▶ [Problem statement]:
Collect every line in the records below that contains the word "Azure".

----- The input -----

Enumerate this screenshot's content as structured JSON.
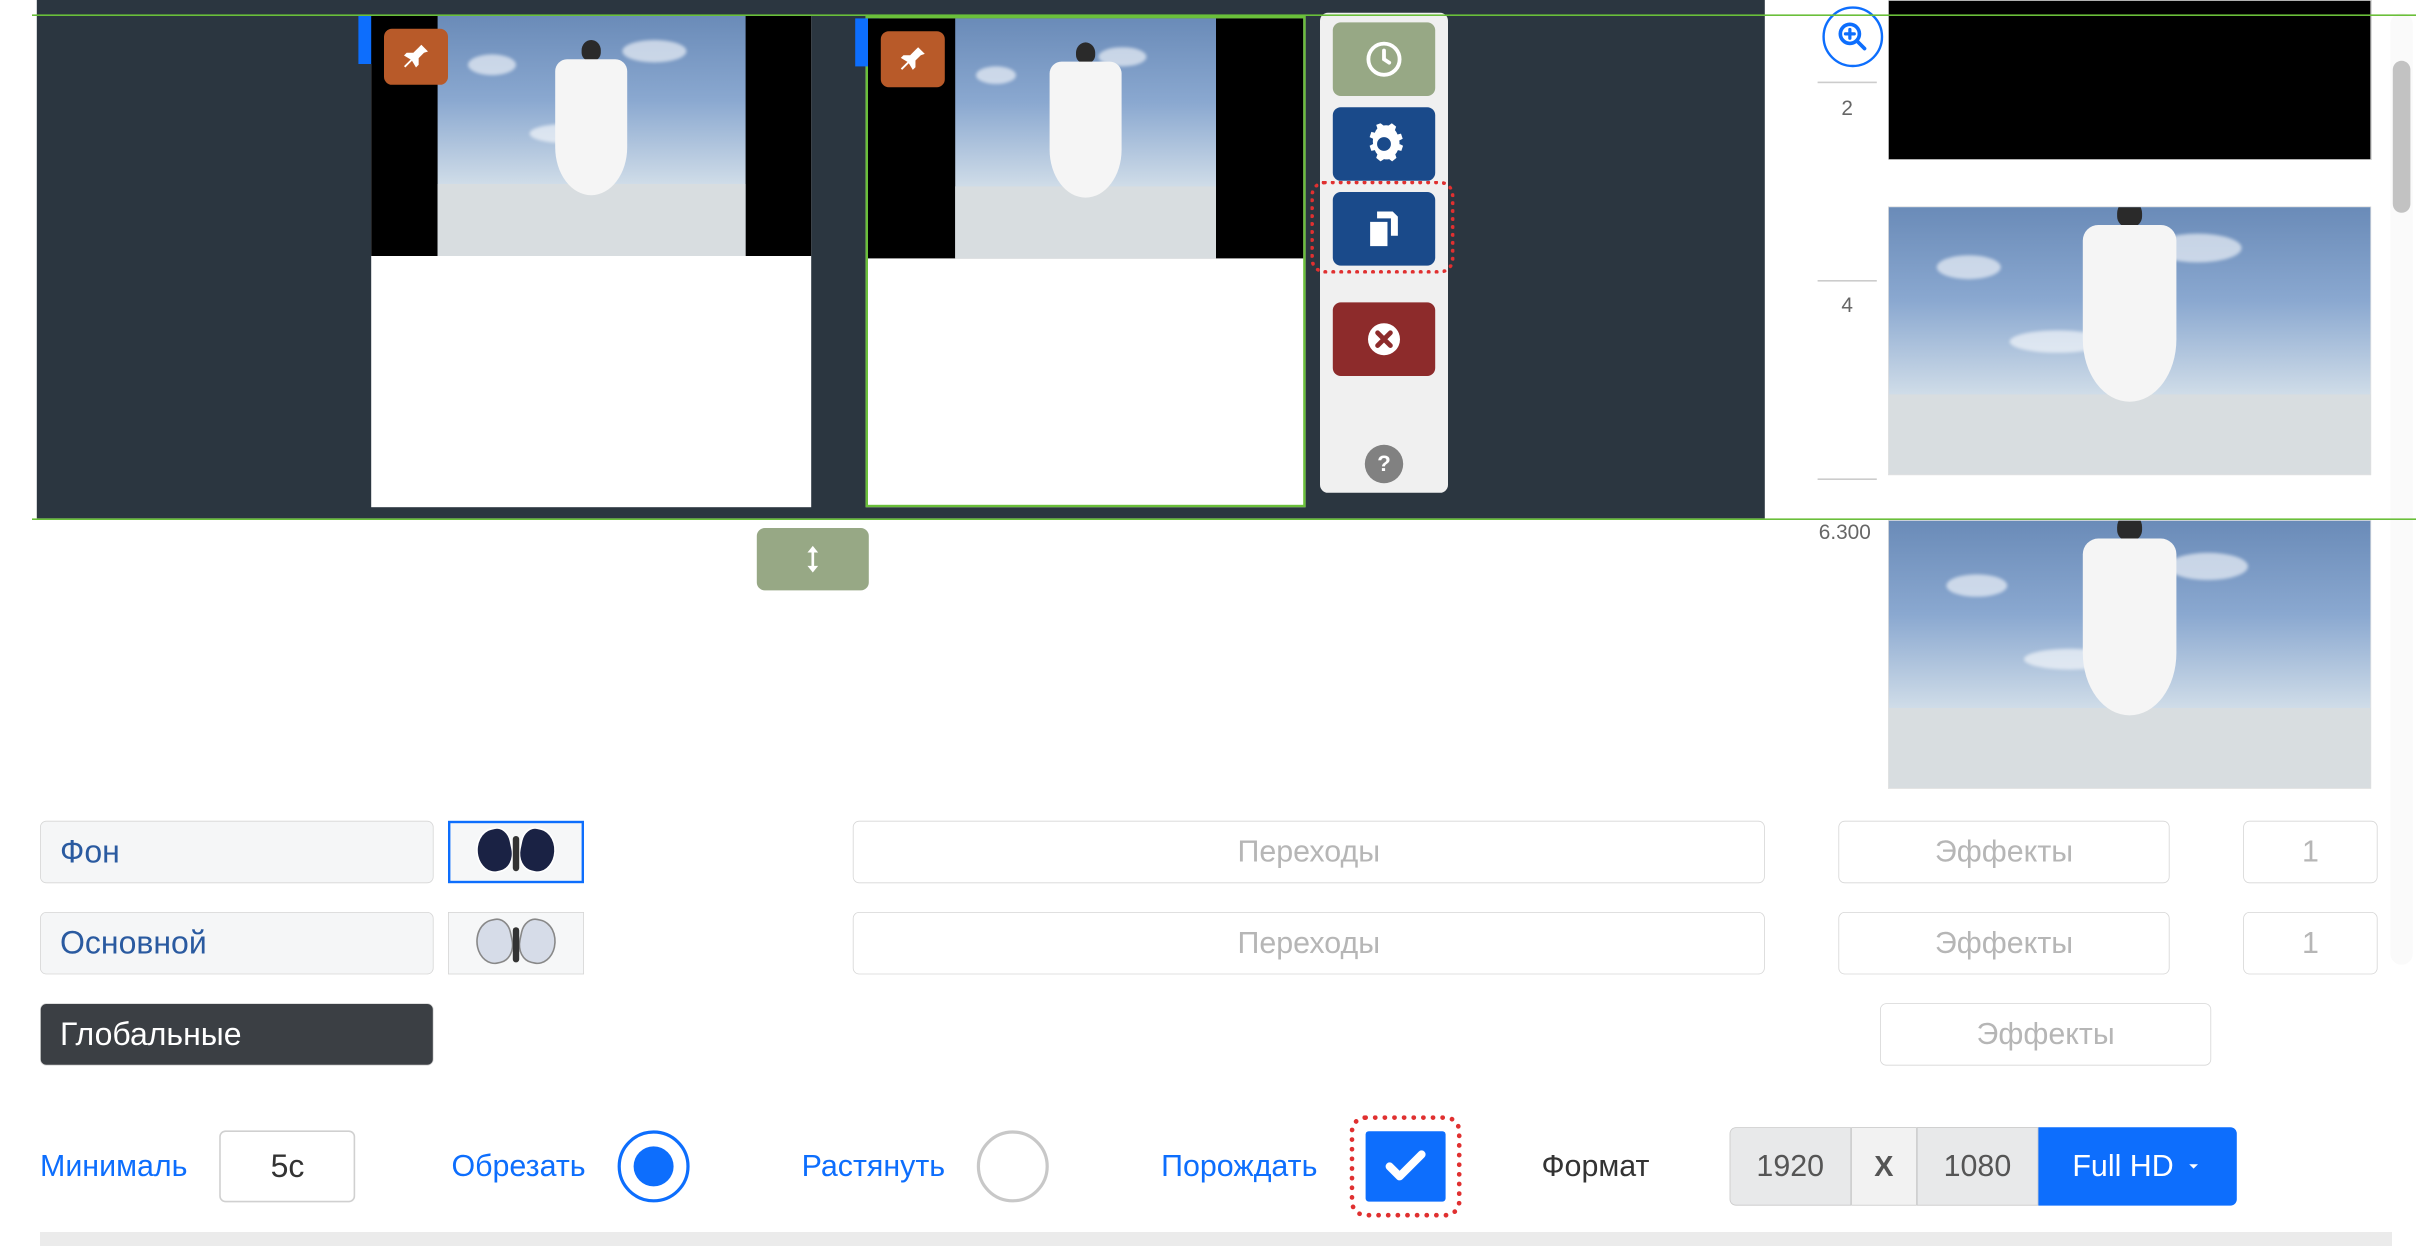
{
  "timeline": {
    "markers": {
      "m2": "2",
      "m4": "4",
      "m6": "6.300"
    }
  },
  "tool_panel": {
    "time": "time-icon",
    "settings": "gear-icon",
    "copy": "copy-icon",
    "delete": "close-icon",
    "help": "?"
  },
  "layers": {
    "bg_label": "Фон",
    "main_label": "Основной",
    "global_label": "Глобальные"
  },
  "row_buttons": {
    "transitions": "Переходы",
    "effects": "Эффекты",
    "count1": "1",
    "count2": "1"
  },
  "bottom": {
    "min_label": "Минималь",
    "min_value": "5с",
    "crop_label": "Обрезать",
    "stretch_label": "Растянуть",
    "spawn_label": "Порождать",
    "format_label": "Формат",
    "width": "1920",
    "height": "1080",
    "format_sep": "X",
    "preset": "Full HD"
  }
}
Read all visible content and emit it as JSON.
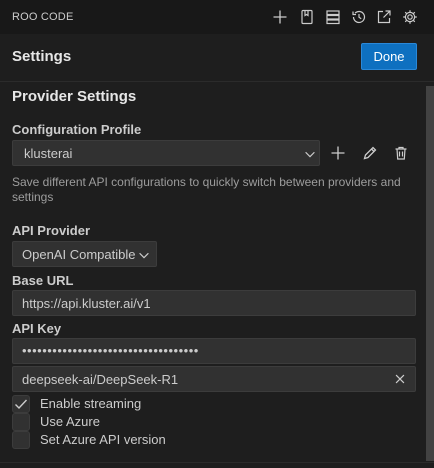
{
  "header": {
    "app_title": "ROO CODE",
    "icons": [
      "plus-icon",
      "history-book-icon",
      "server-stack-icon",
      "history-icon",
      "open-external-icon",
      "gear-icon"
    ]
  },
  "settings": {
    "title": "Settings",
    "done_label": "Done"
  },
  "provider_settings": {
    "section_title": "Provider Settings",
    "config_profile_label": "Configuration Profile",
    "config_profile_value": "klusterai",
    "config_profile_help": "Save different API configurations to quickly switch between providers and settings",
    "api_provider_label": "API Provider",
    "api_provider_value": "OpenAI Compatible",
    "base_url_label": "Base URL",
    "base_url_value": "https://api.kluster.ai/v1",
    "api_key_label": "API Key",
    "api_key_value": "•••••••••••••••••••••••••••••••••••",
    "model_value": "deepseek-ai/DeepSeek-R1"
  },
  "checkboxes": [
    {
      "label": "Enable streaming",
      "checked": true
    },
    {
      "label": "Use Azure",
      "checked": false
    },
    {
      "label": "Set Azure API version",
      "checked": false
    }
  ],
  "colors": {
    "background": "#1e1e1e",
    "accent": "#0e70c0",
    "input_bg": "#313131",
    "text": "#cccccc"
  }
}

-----

▶ [Solution]:
      "label": "Use Azure",
      "label": "Set Azure API version",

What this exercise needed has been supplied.